The rate at which Mac owners are upgrading to Apple’s OS X 10.9 Mavericks has far outperformed the operating system’s predecessor — OS X 10.8 Mountain Lion — with one report saying the latest OS is now running on over 40 percent of active Macs.
After five months of availability, OS X 10.9 Mavericks now generates just over 40 percent of all North American OS X-based Web traffic handled by ad network Chitika, almost doubling Mountain Lion’s current 21 percent share.
By comparison, the last-generation OS X 10.8 Mountain Lion took nearly 14 months to reach a 34 percent share and was only at 26.8 percent after seven months on the market.
As for older versions of OS X, 10.7 Lion and 10.6 Snow Leopard both account for 18 percent of Mac traffic, while OS X 10.5 Leopard is at 3 percent. The almost nine-year-old OS X 10.4 Tiger is still running on one percent of machines, while “other OS X” takes the last percent.
In October 2013, one month after Mavericks’ release, the operating system saw an adoption rate three times that of Mountain Lion. Possibly contributing to the uptick in adoption is Apple’s decision to make Mavericks a free upgrade.
Chitika notes that while Mavericks’ 40 percent is commendable, the statistic is nowhere near Apple’s iOS 7, iterations of which account for more than 80 percent of traffic for the platform. The firm speculates a variety of factors play a role in the noticeable gap, including hardware incompatibility, differing device refresh cycles and user demographics.
Another interesting point is that the iOS update mechanism is much more aggressive than OS X. For example, iPhone, iPad and iPod touch users are solicited to upgrade with pop-ups and push notifications, while older OS X version do not have the same assets.

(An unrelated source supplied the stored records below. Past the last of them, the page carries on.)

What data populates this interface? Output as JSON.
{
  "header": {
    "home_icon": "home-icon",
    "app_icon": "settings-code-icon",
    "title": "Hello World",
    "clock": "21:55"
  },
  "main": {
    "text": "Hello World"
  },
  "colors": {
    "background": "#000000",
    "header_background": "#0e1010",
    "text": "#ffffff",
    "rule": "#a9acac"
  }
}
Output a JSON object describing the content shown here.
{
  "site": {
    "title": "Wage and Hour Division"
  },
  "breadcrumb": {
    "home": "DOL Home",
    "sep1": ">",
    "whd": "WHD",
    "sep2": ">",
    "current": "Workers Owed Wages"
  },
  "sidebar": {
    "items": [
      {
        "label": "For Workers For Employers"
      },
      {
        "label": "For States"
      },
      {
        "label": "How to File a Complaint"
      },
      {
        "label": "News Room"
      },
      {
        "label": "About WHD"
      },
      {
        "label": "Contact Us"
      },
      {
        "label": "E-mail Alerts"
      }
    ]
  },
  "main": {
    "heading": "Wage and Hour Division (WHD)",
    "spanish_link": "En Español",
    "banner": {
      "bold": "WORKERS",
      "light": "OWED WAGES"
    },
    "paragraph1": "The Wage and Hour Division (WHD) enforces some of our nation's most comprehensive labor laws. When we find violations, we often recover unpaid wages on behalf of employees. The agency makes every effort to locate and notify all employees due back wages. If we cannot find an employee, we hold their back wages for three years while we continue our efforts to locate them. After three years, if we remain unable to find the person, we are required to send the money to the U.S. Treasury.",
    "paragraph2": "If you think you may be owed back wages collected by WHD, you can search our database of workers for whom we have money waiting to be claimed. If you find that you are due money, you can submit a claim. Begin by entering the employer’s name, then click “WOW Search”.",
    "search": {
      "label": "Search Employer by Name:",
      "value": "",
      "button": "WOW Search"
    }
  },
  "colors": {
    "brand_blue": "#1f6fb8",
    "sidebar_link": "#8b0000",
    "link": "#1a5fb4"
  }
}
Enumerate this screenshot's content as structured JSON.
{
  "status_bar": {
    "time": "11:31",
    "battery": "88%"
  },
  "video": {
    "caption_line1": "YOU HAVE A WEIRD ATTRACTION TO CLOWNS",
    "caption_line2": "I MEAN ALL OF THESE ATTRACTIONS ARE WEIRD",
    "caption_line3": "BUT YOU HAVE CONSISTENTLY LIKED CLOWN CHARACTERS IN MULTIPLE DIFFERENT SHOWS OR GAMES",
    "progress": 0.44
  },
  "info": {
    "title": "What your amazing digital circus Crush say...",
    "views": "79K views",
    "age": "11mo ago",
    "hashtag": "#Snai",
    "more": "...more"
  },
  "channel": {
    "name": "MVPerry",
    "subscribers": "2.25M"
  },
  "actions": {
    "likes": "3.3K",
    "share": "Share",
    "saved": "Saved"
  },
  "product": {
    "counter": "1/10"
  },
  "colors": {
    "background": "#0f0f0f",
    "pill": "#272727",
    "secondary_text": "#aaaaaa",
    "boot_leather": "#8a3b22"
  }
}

Things could change with OS X 10.10, however, as Mavericks includes auto update features built into the Mac App Store, as well as Notification Center and app badge carryovers from Mountain Lion.